LAKE BUENA VISTA, Fla. -- Ken Griffey Jr. campaigned for the opportunity to stay close to home and then ultimately decided to return to his original Major League home.

Thoughts of Griffey joining the Braves ended Wednesday night, when the veteran outfielder chose to return to Seattle and the Mariners fans who have adored him since those days when he truly was "The Kid."

"I think we knew acquiring him was a bit of a long shot, even though he was indicating that he wanted to come here to play," Braves general manager Frank Wren said.

Last week, when it seemed that he'd definitely sign with the Mariners, Griffey called Chipper Jones to talk about his interest in playing for the Braves. Griffey increased his campaign efforts by making sure Wren knew that he wanted to talk to him.

When told of Griffey's decision on Wednesday night, Jones was somewhat upset about the fact he felt he'd wasted his time while providing information that he felt Griffey was seeking in an attempt to land in Atlanta.

"It's just another person who shunned us," said Jones, while eluding to the fact that the Braves also felt they were close to completing deals to acquire Rafael Furcal and Jake Peavy this offseason.

The "shunning" provided by Griffey might have a more detrimental effect if you're of the belief that he could have been the power source the Braves were looking to add to their outfield mix. Atlanta's outfielders combined for a Major League-low 27 homers last year, and the club hasn't found the addition that it's been seeking throughout the offseason.

But because he's 39 years old and coming off offseason right knee surgery, some members of the Braves wondered if Griffey would have been able to supply the power that they're seeking. The veteran hit .272 with 14 homers and a .472 slugging percentage against right-handed pitchers last year, and .202 with four homers and a .350 slugging percentage against left-handed pitchers.

While the fact that Atlanta was planning to utilize Griffey in a left-field platoon might have played to his strengths, some Braves wondered whether the veteran outfielder would be given the chance to produce clutch hits in the late innings, when opposing teams likely would have chosen to oppose him with left-handed relievers.

Griffey seemingly had a positive meeting with Wren and Braves manager Bobby Cox at Disney's Wide World of Sports complex on Monday. At various times since then, there was reason to believe Griffey was going to end up in Atlanta.

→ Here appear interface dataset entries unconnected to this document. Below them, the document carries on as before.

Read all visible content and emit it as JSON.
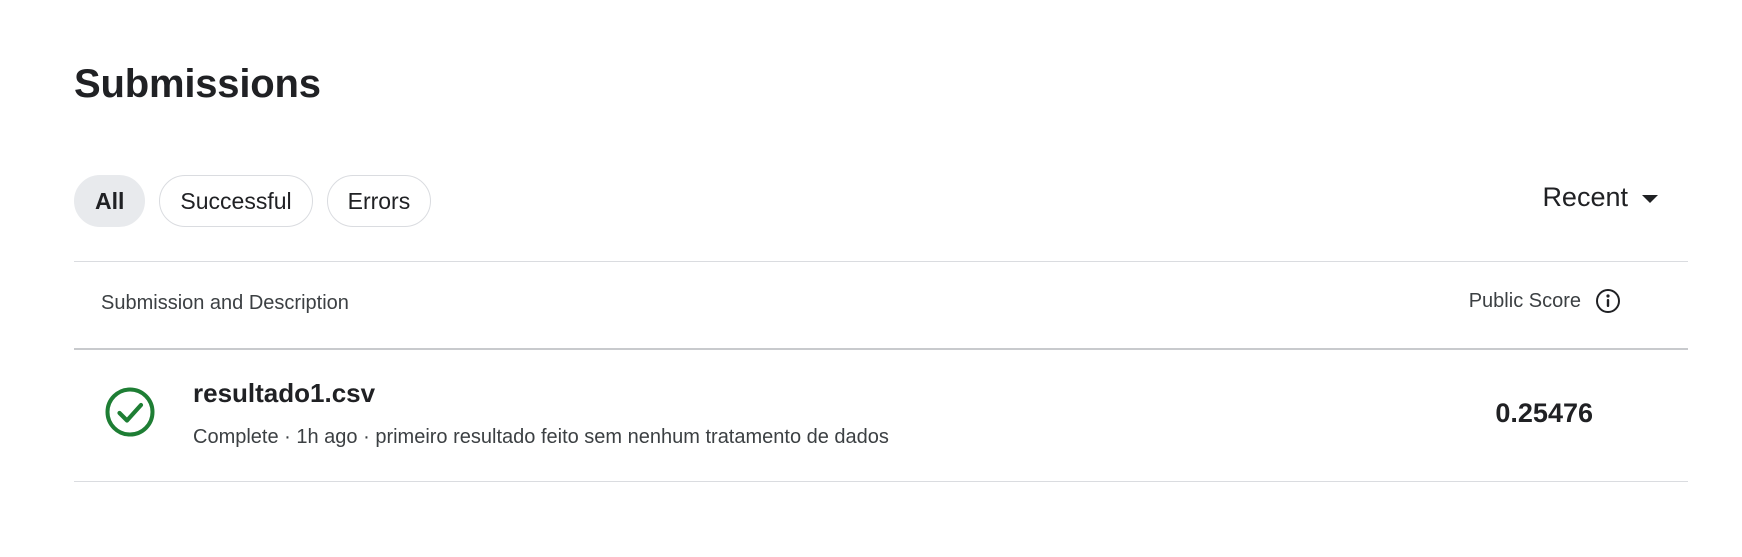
{
  "header": {
    "title": "Submissions"
  },
  "filters": {
    "items": [
      {
        "label": "All",
        "active": true
      },
      {
        "label": "Successful",
        "active": false
      },
      {
        "label": "Errors",
        "active": false
      }
    ]
  },
  "sort": {
    "label": "Recent",
    "icon": "caret-down-icon"
  },
  "table": {
    "columns": {
      "submission": "Submission and Description",
      "score": "Public Score",
      "score_info_icon": "info-icon"
    },
    "rows": [
      {
        "status_icon": "check-circle-icon",
        "status_color": "#1e7e34",
        "file_name": "resultado1.csv",
        "meta": "Complete · 1h ago · primeiro resultado feito sem nenhum tratamento de dados",
        "public_score": "0.25476"
      }
    ]
  },
  "colors": {
    "text": "#202124",
    "muted": "#3c4043",
    "chip_active_bg": "#e8eaed",
    "border": "#dadce0",
    "success": "#1e7e34"
  }
}
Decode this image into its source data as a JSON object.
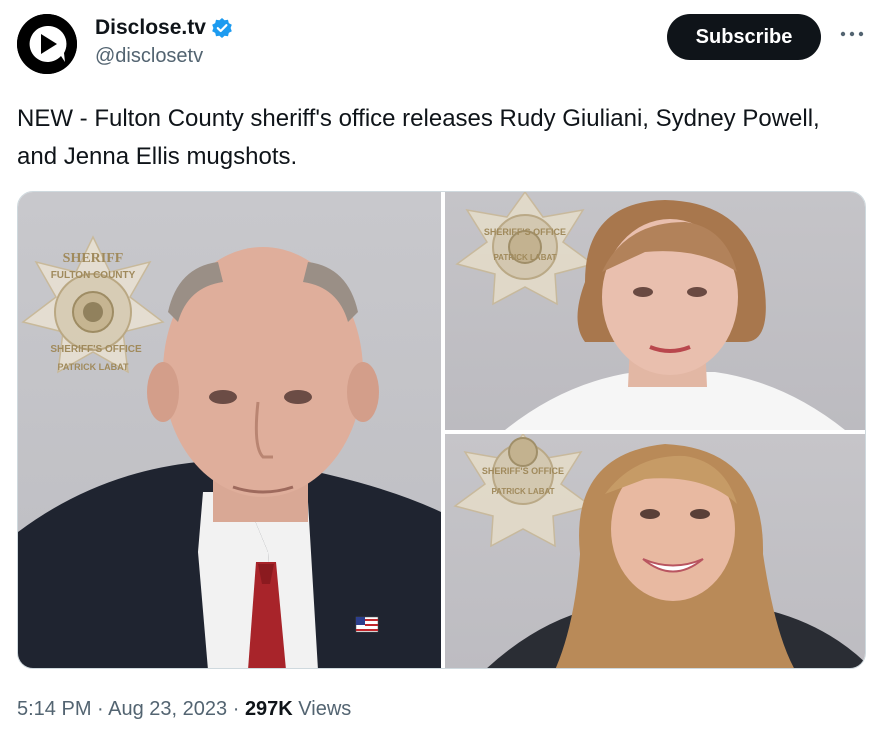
{
  "author": {
    "display_name": "Disclose.tv",
    "handle": "@disclosetv",
    "verified_icon": "verified-badge-icon",
    "avatar_icon": "disclose-logo-icon"
  },
  "actions": {
    "subscribe_label": "Subscribe",
    "more_icon": "more-dots-icon"
  },
  "tweet": {
    "text": "NEW - Fulton County sheriff's office releases Rudy Giuliani, Sydney Powell, and Jenna Ellis mugshots."
  },
  "media": {
    "photos": [
      {
        "badge_top": "SHERIFF",
        "badge_ring": "FULTON COUNTY",
        "badge_lower": "SHERIFF'S OFFICE",
        "badge_bottom": "PATRICK LABAT"
      },
      {
        "badge_lower": "SHERIFF'S OFFICE",
        "badge_bottom": "PATRICK LABAT"
      },
      {
        "badge_lower": "SHERIFF'S OFFICE",
        "badge_bottom": "PATRICK LABAT"
      }
    ]
  },
  "meta": {
    "time": "5:14 PM",
    "separator": " · ",
    "date": "Aug 23, 2023",
    "views_count": "297K",
    "views_label": " Views"
  },
  "colors": {
    "text_primary": "#0f1419",
    "text_secondary": "#536471",
    "verified_blue": "#1d9bf0",
    "subscribe_bg": "#0f1419"
  }
}
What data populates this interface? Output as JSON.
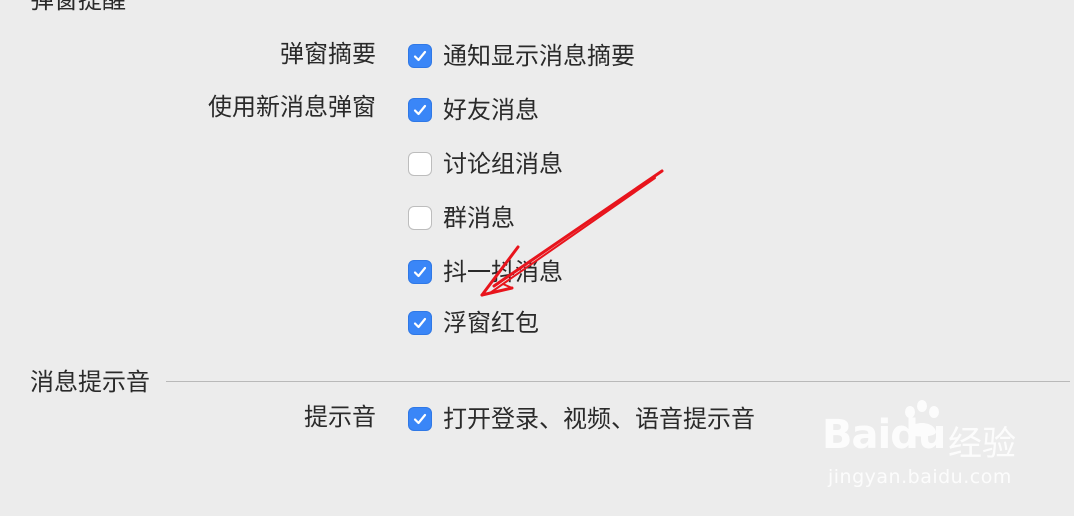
{
  "sections": {
    "popup": {
      "title": "弹窗提醒"
    },
    "sound": {
      "title": "消息提示音"
    }
  },
  "rows": {
    "popup_summary": {
      "label": "弹窗摘要"
    },
    "new_popup": {
      "label": "使用新消息弹窗"
    },
    "sound": {
      "label": "提示音"
    }
  },
  "options": [
    {
      "label": "通知显示消息摘要",
      "checked": true
    },
    {
      "label": "好友消息",
      "checked": true
    },
    {
      "label": "讨论组消息",
      "checked": false
    },
    {
      "label": "群消息",
      "checked": false
    },
    {
      "label": "抖一抖消息",
      "checked": true
    },
    {
      "label": "浮窗红包",
      "checked": true
    },
    {
      "label": "打开登录、视频、语音提示音",
      "checked": true
    }
  ],
  "colors": {
    "accent": "#3a86f7",
    "annotation": "#e8141c"
  },
  "watermark": {
    "logo": "Baidu",
    "cn": "经验",
    "url": "jingyan.baidu.com"
  }
}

But just when it appeared he might be nearing an agreement on Tuesday afternoon, Griffey and his agent, Brian Goldberg, ended regular dialogue with Wren.

"I think we all thought we had a chance to get him," Wren said. "But he never indicated that he had made a decision."

Sources have indicated that Griffey's tide turned shortly after he became upset with the fact that The Atlanta Journal-Constitution was reporting that he'd already decided to play for the Braves.

But Wren said the fact that the silence came after this report was published was purely coincidental. Griffey's decision was based on the lifetime opportunities that Seattle will provide him.

There has been some indication that the Mariners ultimately lured him to Seattle with the offer of a lifetime personal services contract. In other words, he'll have the opportunity to remain on the Mariners' payroll in the same manner that Hank Aaron has remained on the Braves' payroll throughout his post-retirement days.

Before the Mariners began enhancing their offer, it seemed the geographic advantages provided by Atlanta might outweigh the nostalgic benefits of returning to Seattle, where Griffey began his Major League career 20 years ago and spent the first 11 seasons of his storied career.

Griffey's Orlando, Fla.,-area home is located 20 minutes from where the Braves stage Spring Training and just a one-hour flight from Atlanta. While in Seattle, he's a six-hour flight away from his family.

With Griffey's decision to sign with the Mariners, Wren seems intent to give one of his younger outfielders -- Brandon Jones, Jordan Schafer, Gregor Blanco or Josh Anderson -- a chance to platoon in left field with Diaz.

Among these young outfielders, Schafer and Jones undoubtedly possess the most power potential.

Because Schafer missed 50 games while serving a suspension last year, the Braves might be hesitant to start him in the Majors. That being said, the 22-year-old slugger has been one of the most impressive players during the early days of camp.

"Jordan Schafer is on a mission," Jones said. "He's the most focused guy in camp and he's certainly capable of doing things."

Wren will also continue to look for options on the trade market. There doesn't appear to be much interest in Garret Anderson or any of the other available outfielders on the free-agent market.

"We're happy to give the kids a chance," Wren said. "[Griffey] was just an option that we explored after he reached out and showed interest in us."